Jane Van Ryan
Posted September 28, 2009
Architect Joesph Linesch (1924-1996) had a vision for Long Beach, California--to become the Riviera of the West, a nearly fantasy-like harbor rivaling the buildings and landscapes he designed for Disneyland and Epcot Center. Between 1965 and 1968, he created structures and landscaping that make the oil production facilities here look like a high-end condominium complex.
Last Friday, I was part of a group of about 12 people who took a crew boat to White Island, one of the four man-made islands where oil and natural gas have been produced for more than 40 years. Our guides were Bill McFarland and Frank Komin of Occidental Petroleum, the company that owns and operates the island production facilities.
As we approached White Island, Frank pointed toward a tall turquoise and white building on the shoreline partially obscured by fog. "That was the inspiration for the tower that hides the drilling rig," Frank said. The rest of the structures facing Long Beach consist of curved concrete walls and waterfalls that camouflage and reduce noise from production facilities.
We headed to the island's "finger" or port and walked up a ramp to the island's core, where engineers rather than architects, had planned the production operations. The wellheads were below grade in a concrete trench that circled the island's interior, and the drilling rig was on rails so it could skid around the island.
The center of the island contained piping and vessels of various sizes that collect the oil/natural gas/water mixture as it rises from the wells, separate the oil and natural gas from the water, clean the water, and reinject it back into the underground formation. Oil and natural gas are also processed on the island and sent through pipelines to shore for additional processing before being sold.
By partnering with Occidental to produce the energy, the State of California and the City of Long Beach receive a percentage of the earnings. Under the current contract, California receives 50 percent; Long Beach receives 8 percent; Occidental makes about 30-35 percent; and private landowners who own mineral rights beneath their onshore property earn about 8 percent. Since the islands employ state-of-the-art directional drilling technology, Occidental is able to reach under Long Beach to produce oil and natural gas.
Allowing oil companies to produce offshore energy is generating revenues and creating jobs for Long Beach and California. Yet the state and the federal government are developing only about 100,000 barrels a day of the 10.5 billion barrels believed to exist in the Outer Continental Shelf along the state's coast.
Update on September 28, 2009: View the Flickr photo album from my trip to Occidental's White Island.
ABOUT THE AUTHOR
Jane Van Ryan was formerly senior communications manager and new media advisor at the American Petroleum Institute (API), where she wrote blog posts and produced podcasts and videos. Before coming to API, Jane managed communications for a large science and engineering corporation, and for a top-tier research and engineering university.

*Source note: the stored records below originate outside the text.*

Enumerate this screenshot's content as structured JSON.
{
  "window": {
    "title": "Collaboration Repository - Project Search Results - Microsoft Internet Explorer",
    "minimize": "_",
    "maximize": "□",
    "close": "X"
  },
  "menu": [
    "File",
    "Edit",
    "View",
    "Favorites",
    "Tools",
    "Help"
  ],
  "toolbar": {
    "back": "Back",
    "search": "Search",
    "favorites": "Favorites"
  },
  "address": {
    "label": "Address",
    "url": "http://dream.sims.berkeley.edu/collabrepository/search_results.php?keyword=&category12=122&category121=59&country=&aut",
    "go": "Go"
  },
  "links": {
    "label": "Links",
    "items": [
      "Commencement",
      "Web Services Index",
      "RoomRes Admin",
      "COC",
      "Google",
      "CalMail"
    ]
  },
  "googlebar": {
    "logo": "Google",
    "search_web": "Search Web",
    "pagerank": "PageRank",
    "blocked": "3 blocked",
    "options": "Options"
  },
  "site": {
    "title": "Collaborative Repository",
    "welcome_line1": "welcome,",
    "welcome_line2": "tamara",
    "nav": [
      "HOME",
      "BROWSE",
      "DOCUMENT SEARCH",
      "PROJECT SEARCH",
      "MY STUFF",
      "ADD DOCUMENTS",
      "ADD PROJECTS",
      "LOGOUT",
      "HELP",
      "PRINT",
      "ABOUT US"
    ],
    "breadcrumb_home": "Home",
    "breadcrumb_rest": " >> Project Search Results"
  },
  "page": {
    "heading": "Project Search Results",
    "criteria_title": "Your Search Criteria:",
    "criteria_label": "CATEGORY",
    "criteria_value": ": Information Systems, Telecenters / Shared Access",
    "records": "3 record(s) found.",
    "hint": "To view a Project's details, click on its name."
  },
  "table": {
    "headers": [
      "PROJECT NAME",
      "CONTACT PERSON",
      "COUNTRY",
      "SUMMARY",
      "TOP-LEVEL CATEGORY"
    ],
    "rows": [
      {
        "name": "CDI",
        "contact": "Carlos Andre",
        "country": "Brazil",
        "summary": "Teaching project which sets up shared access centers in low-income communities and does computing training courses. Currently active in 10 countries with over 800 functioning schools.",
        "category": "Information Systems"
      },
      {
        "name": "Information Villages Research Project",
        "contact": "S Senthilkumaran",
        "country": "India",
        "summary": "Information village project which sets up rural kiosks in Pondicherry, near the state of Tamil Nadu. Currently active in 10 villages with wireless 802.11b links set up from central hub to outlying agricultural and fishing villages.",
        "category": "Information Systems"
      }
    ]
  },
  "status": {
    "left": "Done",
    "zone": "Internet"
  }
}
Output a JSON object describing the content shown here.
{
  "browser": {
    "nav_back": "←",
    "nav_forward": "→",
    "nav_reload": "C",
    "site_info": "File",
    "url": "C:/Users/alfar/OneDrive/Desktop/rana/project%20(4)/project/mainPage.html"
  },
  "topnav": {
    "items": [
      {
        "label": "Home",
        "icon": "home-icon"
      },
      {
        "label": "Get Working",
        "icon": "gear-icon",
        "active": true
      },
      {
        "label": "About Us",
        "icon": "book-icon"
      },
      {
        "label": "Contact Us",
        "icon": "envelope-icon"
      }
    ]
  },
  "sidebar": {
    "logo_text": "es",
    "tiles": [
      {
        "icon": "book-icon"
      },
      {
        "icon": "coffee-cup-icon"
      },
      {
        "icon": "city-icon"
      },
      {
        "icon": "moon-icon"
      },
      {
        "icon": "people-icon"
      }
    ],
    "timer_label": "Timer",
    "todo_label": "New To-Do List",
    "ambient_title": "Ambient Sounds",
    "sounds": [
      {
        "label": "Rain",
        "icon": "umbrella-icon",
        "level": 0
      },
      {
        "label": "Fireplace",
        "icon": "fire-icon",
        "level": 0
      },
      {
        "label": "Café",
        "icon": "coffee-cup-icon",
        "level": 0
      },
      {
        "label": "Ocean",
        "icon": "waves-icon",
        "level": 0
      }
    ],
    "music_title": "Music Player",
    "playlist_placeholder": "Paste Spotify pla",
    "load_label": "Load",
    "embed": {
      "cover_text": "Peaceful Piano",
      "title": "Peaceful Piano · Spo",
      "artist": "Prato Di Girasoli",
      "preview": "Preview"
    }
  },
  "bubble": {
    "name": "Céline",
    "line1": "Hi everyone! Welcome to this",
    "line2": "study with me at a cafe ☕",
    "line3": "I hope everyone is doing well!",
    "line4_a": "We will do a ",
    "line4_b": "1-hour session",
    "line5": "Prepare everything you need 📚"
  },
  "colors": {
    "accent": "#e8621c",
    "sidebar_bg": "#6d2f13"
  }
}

A few years ago, you might have seen her in your living room when she delivered the news on television. Jane officially retired from API in 2011 and now freelances as an independent communications consultant when not gardening at her farm in Virginia.